List all the lines in these records that hold "title".

(Entries from a dataset of interfaces)
────────────────────────────────────────

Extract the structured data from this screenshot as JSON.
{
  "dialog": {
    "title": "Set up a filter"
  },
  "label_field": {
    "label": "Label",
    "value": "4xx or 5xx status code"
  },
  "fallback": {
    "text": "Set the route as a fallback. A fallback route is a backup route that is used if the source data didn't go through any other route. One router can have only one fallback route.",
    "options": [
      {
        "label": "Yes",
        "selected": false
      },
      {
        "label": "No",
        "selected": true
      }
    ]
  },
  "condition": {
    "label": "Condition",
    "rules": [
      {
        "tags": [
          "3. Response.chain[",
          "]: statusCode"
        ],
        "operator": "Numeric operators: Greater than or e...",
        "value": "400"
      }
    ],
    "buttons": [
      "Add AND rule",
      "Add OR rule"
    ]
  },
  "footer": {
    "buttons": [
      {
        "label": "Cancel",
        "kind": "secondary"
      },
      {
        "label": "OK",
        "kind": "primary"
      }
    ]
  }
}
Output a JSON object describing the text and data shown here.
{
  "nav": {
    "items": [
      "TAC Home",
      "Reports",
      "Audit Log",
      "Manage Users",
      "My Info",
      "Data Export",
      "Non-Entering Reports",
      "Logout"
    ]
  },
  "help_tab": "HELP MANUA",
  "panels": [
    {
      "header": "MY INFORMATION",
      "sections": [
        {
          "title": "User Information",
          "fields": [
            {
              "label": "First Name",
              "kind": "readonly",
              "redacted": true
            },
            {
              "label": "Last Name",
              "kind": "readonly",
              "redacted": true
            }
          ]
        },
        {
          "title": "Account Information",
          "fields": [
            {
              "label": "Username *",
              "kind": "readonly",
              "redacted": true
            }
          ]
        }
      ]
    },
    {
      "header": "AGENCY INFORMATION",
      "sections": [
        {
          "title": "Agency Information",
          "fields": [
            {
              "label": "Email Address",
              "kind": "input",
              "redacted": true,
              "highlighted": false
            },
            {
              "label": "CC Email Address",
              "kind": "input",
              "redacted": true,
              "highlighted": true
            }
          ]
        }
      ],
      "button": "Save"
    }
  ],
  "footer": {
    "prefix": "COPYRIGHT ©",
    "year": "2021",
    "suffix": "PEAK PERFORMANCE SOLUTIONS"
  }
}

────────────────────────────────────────

Task answer
    "title": "Set up a filter"
          "title": "User Information",
          "title": "Account Information",
          "title": "Agency Information",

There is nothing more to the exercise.